== TASK TO COMPLETE ==
Please set down the records below exactly as they appear.

Segment Start: RECORDED DATA

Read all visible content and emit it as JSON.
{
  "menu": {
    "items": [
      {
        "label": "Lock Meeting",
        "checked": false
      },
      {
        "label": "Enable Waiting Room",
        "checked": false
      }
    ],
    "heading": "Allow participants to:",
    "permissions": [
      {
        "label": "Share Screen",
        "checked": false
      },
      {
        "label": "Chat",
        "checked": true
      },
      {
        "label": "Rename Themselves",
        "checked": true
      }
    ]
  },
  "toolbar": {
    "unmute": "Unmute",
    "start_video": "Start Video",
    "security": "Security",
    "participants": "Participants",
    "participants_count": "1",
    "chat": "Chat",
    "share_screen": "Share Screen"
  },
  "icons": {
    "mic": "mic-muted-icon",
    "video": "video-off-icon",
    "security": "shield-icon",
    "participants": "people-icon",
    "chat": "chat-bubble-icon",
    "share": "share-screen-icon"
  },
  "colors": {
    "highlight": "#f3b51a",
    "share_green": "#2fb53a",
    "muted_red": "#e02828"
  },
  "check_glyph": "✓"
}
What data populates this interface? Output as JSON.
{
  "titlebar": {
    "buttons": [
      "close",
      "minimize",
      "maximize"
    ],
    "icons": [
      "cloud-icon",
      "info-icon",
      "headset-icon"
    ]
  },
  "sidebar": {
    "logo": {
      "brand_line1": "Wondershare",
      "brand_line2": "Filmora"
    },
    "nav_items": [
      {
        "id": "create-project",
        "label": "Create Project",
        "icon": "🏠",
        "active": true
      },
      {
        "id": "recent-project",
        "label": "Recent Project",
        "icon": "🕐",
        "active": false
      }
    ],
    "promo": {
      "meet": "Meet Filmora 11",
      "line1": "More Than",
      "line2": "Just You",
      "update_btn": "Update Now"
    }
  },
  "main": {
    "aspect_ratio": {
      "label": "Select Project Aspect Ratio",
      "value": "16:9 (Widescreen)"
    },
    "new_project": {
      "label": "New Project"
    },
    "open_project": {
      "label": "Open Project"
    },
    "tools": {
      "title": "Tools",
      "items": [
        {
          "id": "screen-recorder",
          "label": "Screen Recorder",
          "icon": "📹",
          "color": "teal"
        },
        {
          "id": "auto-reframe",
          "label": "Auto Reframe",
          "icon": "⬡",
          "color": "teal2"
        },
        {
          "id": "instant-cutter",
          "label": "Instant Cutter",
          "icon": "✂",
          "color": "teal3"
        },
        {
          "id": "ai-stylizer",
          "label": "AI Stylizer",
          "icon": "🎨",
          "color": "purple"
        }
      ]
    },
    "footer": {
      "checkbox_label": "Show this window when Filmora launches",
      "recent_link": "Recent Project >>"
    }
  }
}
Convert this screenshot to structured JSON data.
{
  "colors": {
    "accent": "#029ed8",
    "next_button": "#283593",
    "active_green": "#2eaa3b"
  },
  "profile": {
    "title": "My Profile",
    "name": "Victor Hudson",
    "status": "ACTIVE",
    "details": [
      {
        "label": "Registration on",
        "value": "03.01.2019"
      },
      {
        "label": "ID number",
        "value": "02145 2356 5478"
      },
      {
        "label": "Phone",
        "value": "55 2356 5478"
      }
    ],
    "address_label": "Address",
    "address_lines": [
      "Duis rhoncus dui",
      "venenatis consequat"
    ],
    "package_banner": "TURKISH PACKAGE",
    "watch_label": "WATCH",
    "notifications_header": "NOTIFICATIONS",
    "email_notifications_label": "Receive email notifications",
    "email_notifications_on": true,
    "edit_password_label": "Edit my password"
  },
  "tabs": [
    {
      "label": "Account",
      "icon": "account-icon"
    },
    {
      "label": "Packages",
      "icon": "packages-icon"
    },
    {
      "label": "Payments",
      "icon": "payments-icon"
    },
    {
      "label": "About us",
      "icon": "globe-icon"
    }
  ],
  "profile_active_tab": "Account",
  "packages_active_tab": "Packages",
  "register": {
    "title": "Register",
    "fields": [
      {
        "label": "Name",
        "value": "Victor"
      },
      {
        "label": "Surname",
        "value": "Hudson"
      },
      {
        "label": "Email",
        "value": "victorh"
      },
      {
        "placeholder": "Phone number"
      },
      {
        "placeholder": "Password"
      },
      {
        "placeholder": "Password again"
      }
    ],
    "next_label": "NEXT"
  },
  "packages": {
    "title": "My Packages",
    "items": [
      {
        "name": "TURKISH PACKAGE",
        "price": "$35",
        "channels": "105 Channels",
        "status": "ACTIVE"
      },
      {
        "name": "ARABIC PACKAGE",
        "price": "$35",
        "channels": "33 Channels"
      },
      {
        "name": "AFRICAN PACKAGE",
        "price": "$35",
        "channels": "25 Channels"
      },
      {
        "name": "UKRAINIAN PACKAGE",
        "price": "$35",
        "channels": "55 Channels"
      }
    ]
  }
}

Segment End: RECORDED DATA

== SOLVED EXERCISE ==
Read all visible content and emit it as JSON.
{
  "menu": {
    "items": [
      {
        "label": "Lock Meeting",
        "checked": false
      },
      {
        "label": "Enable Waiting Room",
        "checked": false
      }
    ],
    "heading": "Allow participants to:",
    "permissions": [
      {
        "label": "Share Screen",
        "checked": false
      },
      {
        "label": "Chat",
        "checked": true
      },
      {
        "label": "Rename Themselves",
        "checked": true
      }
    ]
  },
  "toolbar": {
    "unmute": "Unmute",
    "start_video": "Start Video",
    "security": "Security",
    "participants": "Participants",
    "participants_count": "1",
    "chat": "Chat",
    "share_screen": "Share Screen"
  },
  "icons": {
    "mic": "mic-muted-icon",
    "video": "video-off-icon",
    "security": "shield-icon",
    "participants": "people-icon",
    "chat": "chat-bubble-icon",
    "share": "share-screen-icon"
  },
  "colors": {
    "highlight": "#f3b51a",
    "share_green": "#2fb53a",
    "muted_red": "#e02828"
  },
  "check_glyph": "✓"
}
What data populates this interface? Output as JSON.
{
  "titlebar": {
    "buttons": [
      "close",
      "minimize",
      "maximize"
    ],
    "icons": [
      "cloud-icon",
      "info-icon",
      "headset-icon"
    ]
  },
  "sidebar": {
    "logo": {
      "brand_line1": "Wondershare",
      "brand_line2": "Filmora"
    },
    "nav_items": [
      {
        "id": "create-project",
        "label": "Create Project",
        "icon": "🏠",
        "active": true
      },
      {
        "id": "recent-project",
        "label": "Recent Project",
        "icon": "🕐",
        "active": false
      }
    ],
    "promo": {
      "meet": "Meet Filmora 11",
      "line1": "More Than",
      "line2": "Just You",
      "update_btn": "Update Now"
    }
  },
  "main": {
    "aspect_ratio": {
      "label": "Select Project Aspect Ratio",
      "value": "16:9 (Widescreen)"
    },
    "new_project": {
      "label": "New Project"
    },
    "open_project": {
      "label": "Open Project"
    },
    "tools": {
      "title": "Tools",
      "items": [
        {
          "id": "screen-recorder",
          "label": "Screen Recorder",
          "icon": "📹",
          "color": "teal"
        },
        {
          "id": "auto-reframe",
          "label": "Auto Reframe",
          "icon": "⬡",
          "color": "teal2"
        },
        {
          "id": "instant-cutter",
          "label": "Instant Cutter",
          "icon": "✂",
          "color": "teal3"
        },
        {
          "id": "ai-stylizer",
          "label": "AI Stylizer",
          "icon": "🎨",
          "color": "purple"
        }
      ]
    },
    "footer": {
      "checkbox_label": "Show this window when Filmora launches",
      "recent_link": "Recent Project >>"
    }
  }
}
Convert this screenshot to structured JSON data.
{
  "colors": {
    "accent": "#029ed8",
    "next_button": "#283593",
    "active_green": "#2eaa3b"
  },
  "profile": {
    "title": "My Profile",
    "name": "Victor Hudson",
    "status": "ACTIVE",
    "details": [
      {
        "label": "Registration on",
        "value": "03.01.2019"
      },
      {
        "label": "ID number",
        "value": "02145 2356 5478"
      },
      {
        "label": "Phone",
        "value": "55 2356 5478"
      }
    ],
    "address_label": "Address",
    "address_lines": [
      "Duis rhoncus dui",
      "venenatis consequat"
    ],
    "package_banner": "TURKISH PACKAGE",
    "watch_label": "WATCH",
    "notifications_header": "NOTIFICATIONS",
    "email_notifications_label": "Receive email notifications",
    "email_notifications_on": true,
    "edit_password_label": "Edit my password"
  },
  "tabs": [
    {
      "label": "Account",
      "icon": "account-icon"
    },
    {
      "label": "Packages",
      "icon": "packages-icon"
    },
    {
      "label": "Payments",
      "icon": "payments-icon"
    },
    {
      "label": "About us",
      "icon": "globe-icon"
    }
  ],
  "profile_active_tab": "Account",
  "packages_active_tab": "Packages",
  "register": {
    "title": "Register",
    "fields": [
      {
        "label": "Name",
        "value": "Victor"
      },
      {
        "label": "Surname",
        "value": "Hudson"
      },
      {
        "label": "Email",
        "value": "victorh"
      },
      {
        "placeholder": "Phone number"
      },
      {
        "placeholder": "Password"
      },
      {
        "placeholder": "Password again"
      }
    ],
    "next_label": "NEXT"
  },
  "packages": {
    "title": "My Packages",
    "items": [
      {
        "name": "TURKISH PACKAGE",
        "price": "$35",
        "channels": "105 Channels",
        "status": "ACTIVE"
      },
      {
        "name": "ARABIC PACKAGE",
        "price": "$35",
        "channels": "33 Channels"
      },
      {
        "name": "AFRICAN PACKAGE",
        "price": "$35",
        "channels": "25 Channels"
      },
      {
        "name": "UKRAINIAN PACKAGE",
        "price": "$35",
        "channels": "55 Channels"
      }
    ]
  }
}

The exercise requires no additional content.